--- SOURCE INFORMATION ---
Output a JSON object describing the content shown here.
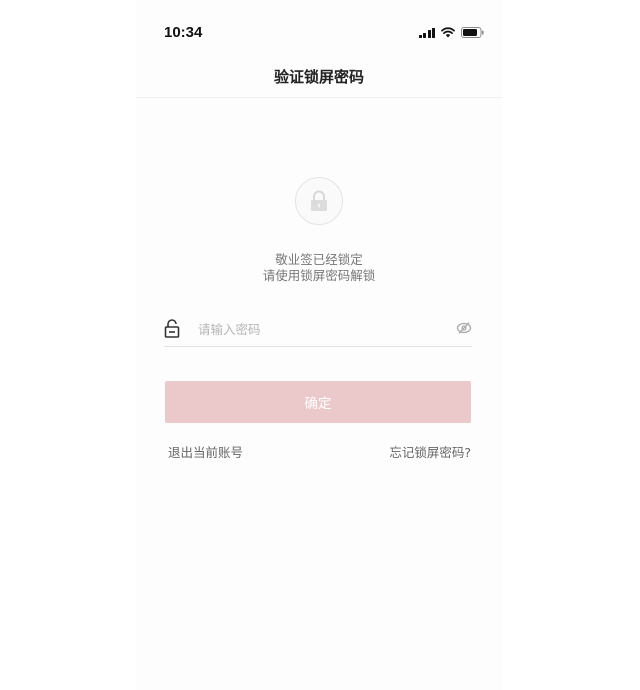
{
  "status_bar": {
    "time": "10:34",
    "icons": [
      "signal-icon",
      "wifi-icon",
      "battery-icon"
    ]
  },
  "nav": {
    "title": "验证锁屏密码"
  },
  "lock_message": {
    "line1": "敬业签已经锁定",
    "line2": "请使用锁屏密码解锁"
  },
  "password_field": {
    "placeholder": "请输入密码",
    "value": ""
  },
  "confirm_button": {
    "label": "确定"
  },
  "links": {
    "logout": "退出当前账号",
    "forgot": "忘记锁屏密码?"
  },
  "colors": {
    "confirm_button_bg": "#ebc9cb",
    "background": "#fdfdfd"
  }
}
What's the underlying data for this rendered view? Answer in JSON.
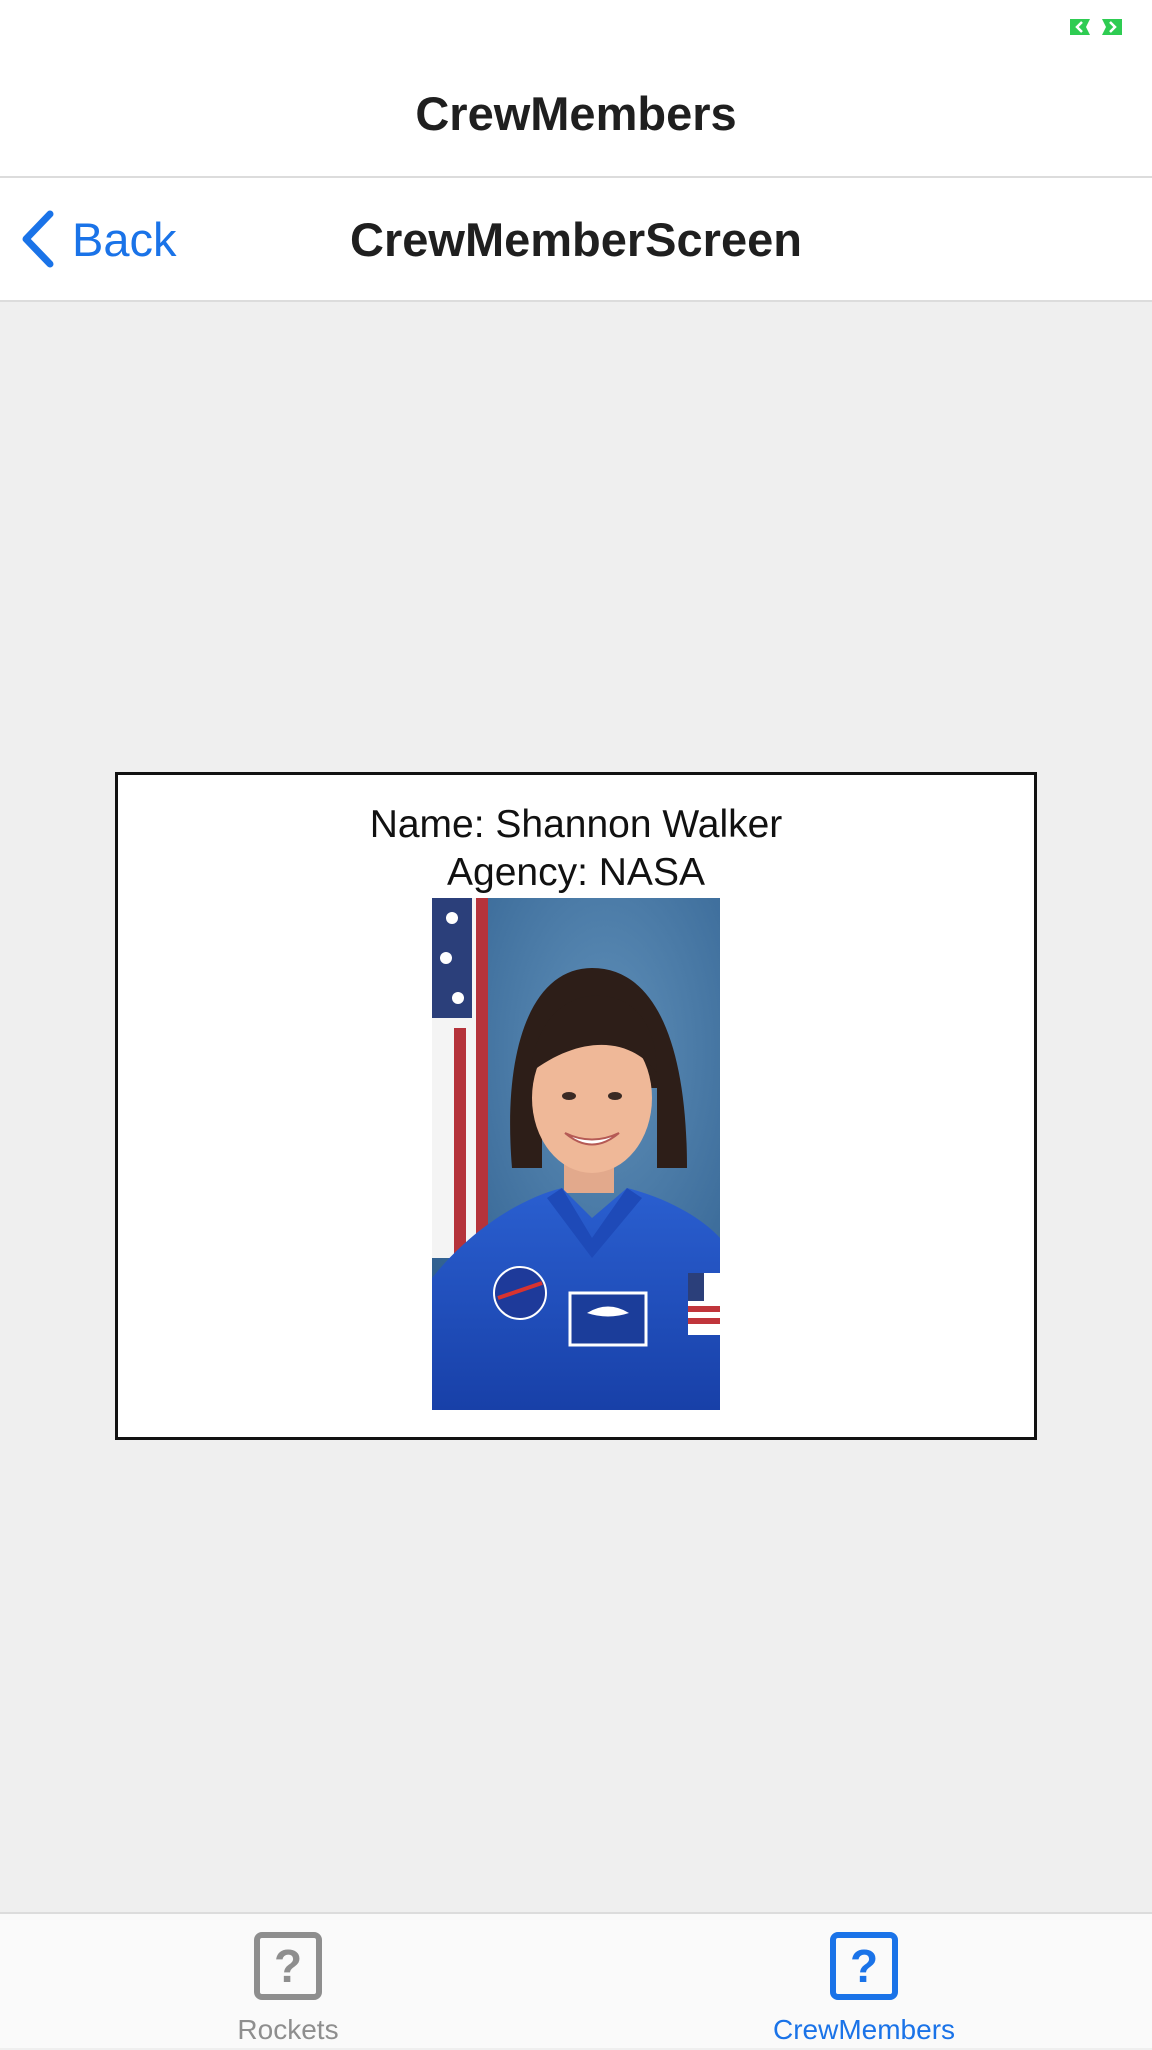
{
  "status": {
    "indicator_icon": "battery-indicator-icon",
    "indicator_color": "#2ecc52"
  },
  "top_header": {
    "title": "CrewMembers"
  },
  "nav_bar": {
    "back_label": "Back",
    "back_icon": "chevron-left-icon",
    "title": "CrewMemberScreen"
  },
  "crew_member": {
    "name_text": "Name: Shannon Walker",
    "agency_text": "Agency: NASA",
    "photo_alt": "Shannon Walker"
  },
  "tab_bar": {
    "tabs": [
      {
        "label": "Rockets",
        "icon": "question-mark-icon",
        "active": false
      },
      {
        "label": "CrewMembers",
        "icon": "question-mark-icon",
        "active": true
      }
    ],
    "icon_glyph": "?"
  },
  "colors": {
    "accent": "#1a73e8",
    "inactive": "#8e8e8e",
    "background": "#efefef"
  }
}
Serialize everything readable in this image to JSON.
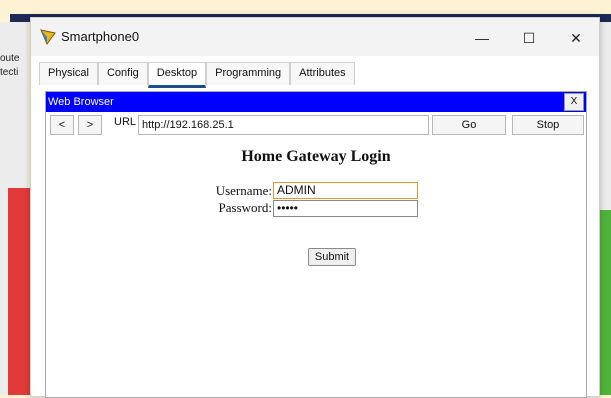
{
  "window": {
    "title": "Smartphone0",
    "controls": {
      "minimize": "—",
      "maximize": "☐",
      "close": "✕"
    }
  },
  "tabs": [
    {
      "label": "Physical",
      "active": false
    },
    {
      "label": "Config",
      "active": false
    },
    {
      "label": "Desktop",
      "active": true
    },
    {
      "label": "Programming",
      "active": false
    },
    {
      "label": "Attributes",
      "active": false
    }
  ],
  "browser": {
    "header": "Web Browser",
    "close": "X",
    "back": "<",
    "forward": ">",
    "url_label": "URL",
    "url": "http://192.168.25.1",
    "go": "Go",
    "stop": "Stop"
  },
  "page": {
    "title": "Home Gateway Login",
    "username_label": "Username:",
    "username_value": "ADMIN",
    "password_label": "Password:",
    "password_value": "•••••",
    "submit": "Submit"
  },
  "background": {
    "left_labels": [
      "oute",
      "tecti"
    ]
  }
}
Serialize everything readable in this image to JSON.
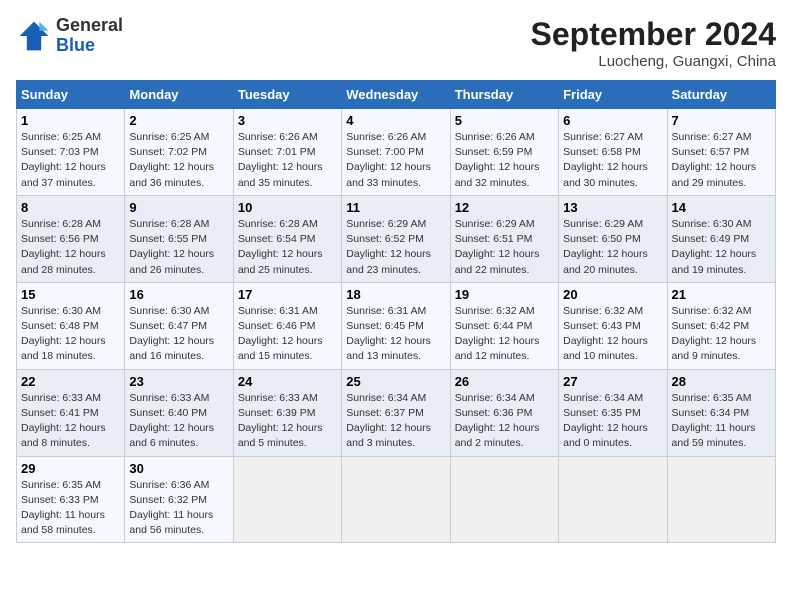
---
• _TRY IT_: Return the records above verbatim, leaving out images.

• _RESULT_:
Output a JSON object describing the content shown here.
{
  "status_bar": {
    "time": "10:34",
    "icons": [
      "signal-icon",
      "wifi-icon",
      "battery-icon"
    ]
  },
  "nav": {
    "title": "验证锁屏密码"
  },
  "lock_message": {
    "line1": "敬业签已经锁定",
    "line2": "请使用锁屏密码解锁"
  },
  "password_field": {
    "placeholder": "请输入密码",
    "value": ""
  },
  "confirm_button": {
    "label": "确定"
  },
  "links": {
    "logout": "退出当前账号",
    "forgot": "忘记锁屏密码?"
  },
  "colors": {
    "confirm_button_bg": "#ebc9cb",
    "background": "#fdfdfd"
  }
}
What's the underlying data for this rendered view? Answer in JSON.
{
  "status": {
    "indicator_icon": "battery-indicator-icon",
    "indicator_color": "#2ecc52"
  },
  "top_header": {
    "title": "CrewMembers"
  },
  "nav_bar": {
    "back_label": "Back",
    "back_icon": "chevron-left-icon",
    "title": "CrewMemberScreen"
  },
  "crew_member": {
    "name_text": "Name: Shannon Walker",
    "agency_text": "Agency: NASA",
    "photo_alt": "Shannon Walker"
  },
  "tab_bar": {
    "tabs": [
      {
        "label": "Rockets",
        "icon": "question-mark-icon",
        "active": false
      },
      {
        "label": "CrewMembers",
        "icon": "question-mark-icon",
        "active": true
      }
    ],
    "icon_glyph": "?"
  },
  "colors": {
    "accent": "#1a73e8",
    "inactive": "#8e8e8e",
    "background": "#efefef"
  }
}
Serialize everything readable in this image to JSON.
{
  "window": {
    "title": "Smartphone0",
    "controls": {
      "minimize": "—",
      "maximize": "☐",
      "close": "✕"
    }
  },
  "tabs": [
    {
      "label": "Physical",
      "active": false
    },
    {
      "label": "Config",
      "active": false
    },
    {
      "label": "Desktop",
      "active": true
    },
    {
      "label": "Programming",
      "active": false
    },
    {
      "label": "Attributes",
      "active": false
    }
  ],
  "browser": {
    "header": "Web Browser",
    "close": "X",
    "back": "<",
    "forward": ">",
    "url_label": "URL",
    "url": "http://192.168.25.1",
    "go": "Go",
    "stop": "Stop"
  },
  "page": {
    "title": "Home Gateway Login",
    "username_label": "Username:",
    "username_value": "ADMIN",
    "password_label": "Password:",
    "password_value": "•••••",
    "submit": "Submit"
  },
  "background": {
    "left_labels": [
      "oute",
      "tecti"
    ]
  }
}
Serialize everything readable in this image to JSON.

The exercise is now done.